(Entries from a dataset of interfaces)
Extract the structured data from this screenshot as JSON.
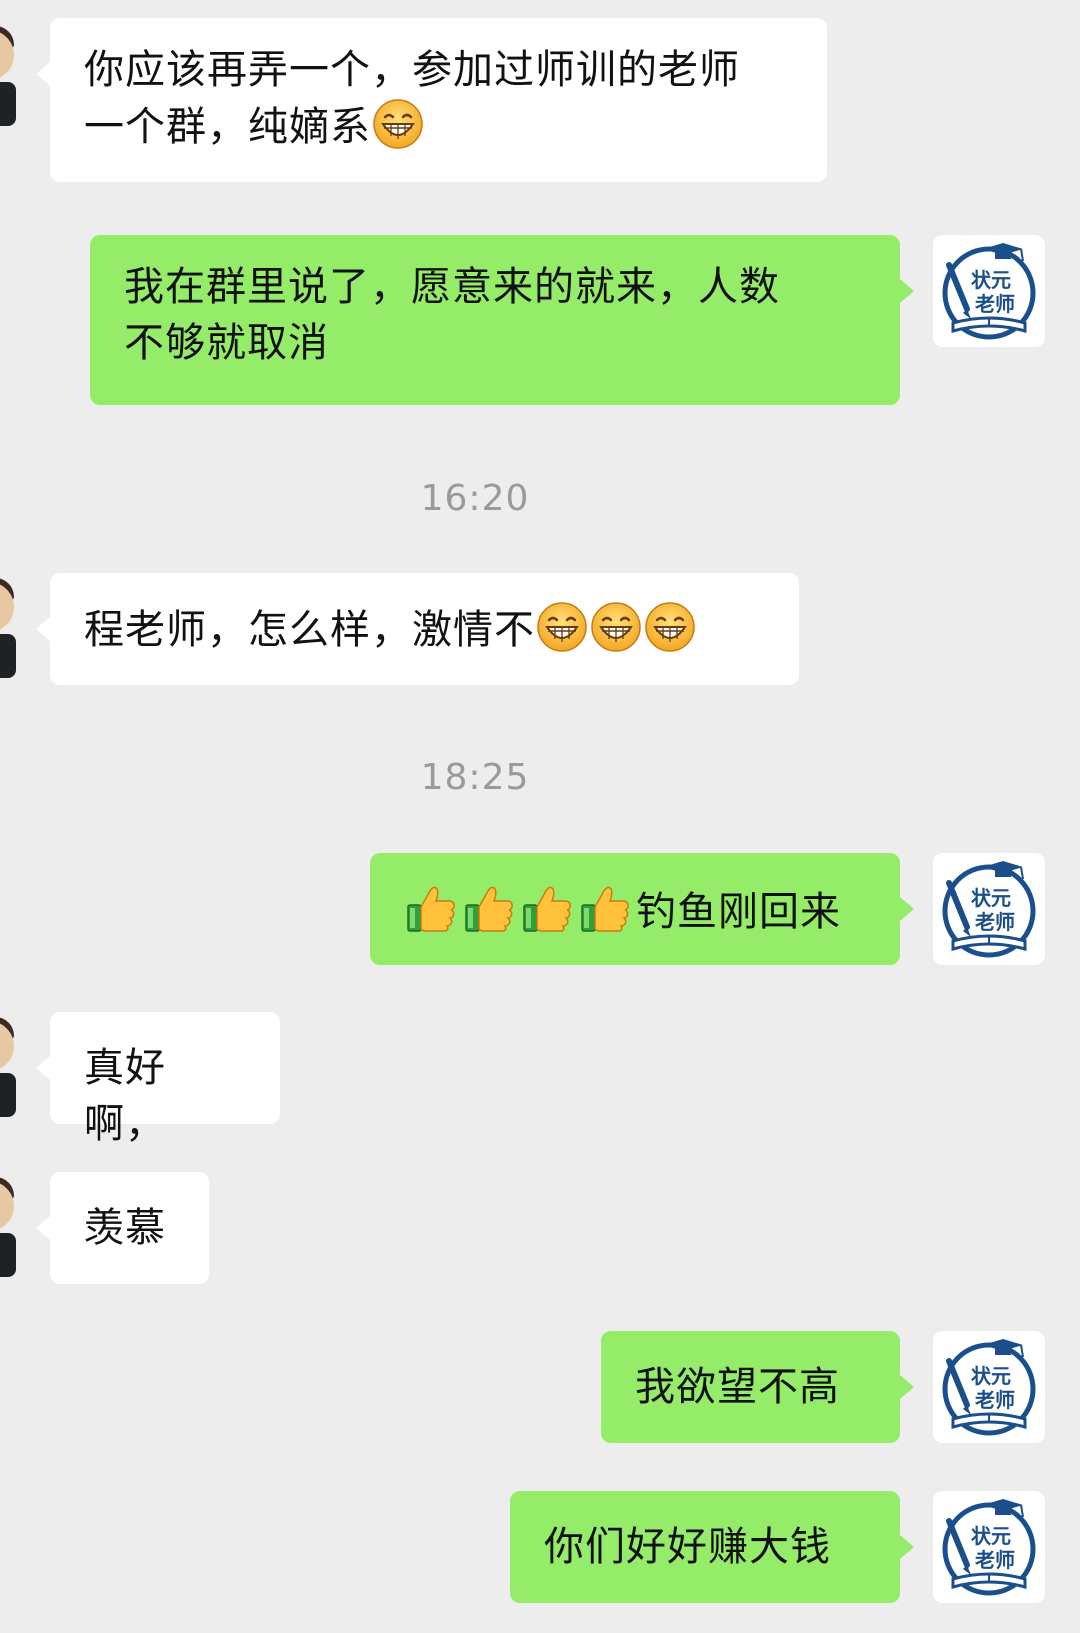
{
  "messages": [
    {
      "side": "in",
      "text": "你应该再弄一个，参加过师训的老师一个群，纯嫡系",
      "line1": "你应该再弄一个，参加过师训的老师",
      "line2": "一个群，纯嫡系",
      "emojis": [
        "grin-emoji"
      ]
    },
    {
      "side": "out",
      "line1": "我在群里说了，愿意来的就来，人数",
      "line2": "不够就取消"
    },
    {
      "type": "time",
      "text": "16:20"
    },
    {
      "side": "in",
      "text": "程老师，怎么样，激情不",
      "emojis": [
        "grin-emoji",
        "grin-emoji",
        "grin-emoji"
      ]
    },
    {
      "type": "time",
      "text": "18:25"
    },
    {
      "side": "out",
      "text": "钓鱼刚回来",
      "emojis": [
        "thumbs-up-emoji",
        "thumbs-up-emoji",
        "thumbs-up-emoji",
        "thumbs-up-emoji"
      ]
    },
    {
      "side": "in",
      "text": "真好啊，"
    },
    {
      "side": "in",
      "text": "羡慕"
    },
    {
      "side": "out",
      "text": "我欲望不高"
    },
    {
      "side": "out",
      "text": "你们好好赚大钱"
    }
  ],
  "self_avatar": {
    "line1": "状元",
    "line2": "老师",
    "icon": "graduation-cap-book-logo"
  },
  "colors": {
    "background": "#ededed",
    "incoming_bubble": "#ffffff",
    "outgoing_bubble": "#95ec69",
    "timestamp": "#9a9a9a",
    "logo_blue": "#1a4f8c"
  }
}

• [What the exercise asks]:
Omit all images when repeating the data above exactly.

• [Written response]:
Extract the structured data from this screenshot as JSON.
{
  "messages": [
    {
      "side": "in",
      "text": "你应该再弄一个，参加过师训的老师一个群，纯嫡系",
      "line1": "你应该再弄一个，参加过师训的老师",
      "line2": "一个群，纯嫡系",
      "emojis": [
        "grin-emoji"
      ]
    },
    {
      "side": "out",
      "line1": "我在群里说了，愿意来的就来，人数",
      "line2": "不够就取消"
    },
    {
      "type": "time",
      "text": "16:20"
    },
    {
      "side": "in",
      "text": "程老师，怎么样，激情不",
      "emojis": [
        "grin-emoji",
        "grin-emoji",
        "grin-emoji"
      ]
    },
    {
      "type": "time",
      "text": "18:25"
    },
    {
      "side": "out",
      "text": "钓鱼刚回来",
      "emojis": [
        "thumbs-up-emoji",
        "thumbs-up-emoji",
        "thumbs-up-emoji",
        "thumbs-up-emoji"
      ]
    },
    {
      "side": "in",
      "text": "真好啊，"
    },
    {
      "side": "in",
      "text": "羡慕"
    },
    {
      "side": "out",
      "text": "我欲望不高"
    },
    {
      "side": "out",
      "text": "你们好好赚大钱"
    }
  ],
  "self_avatar": {
    "line1": "状元",
    "line2": "老师",
    "icon": "graduation-cap-book-logo"
  },
  "colors": {
    "background": "#ededed",
    "incoming_bubble": "#ffffff",
    "outgoing_bubble": "#95ec69",
    "timestamp": "#9a9a9a",
    "logo_blue": "#1a4f8c"
  }
}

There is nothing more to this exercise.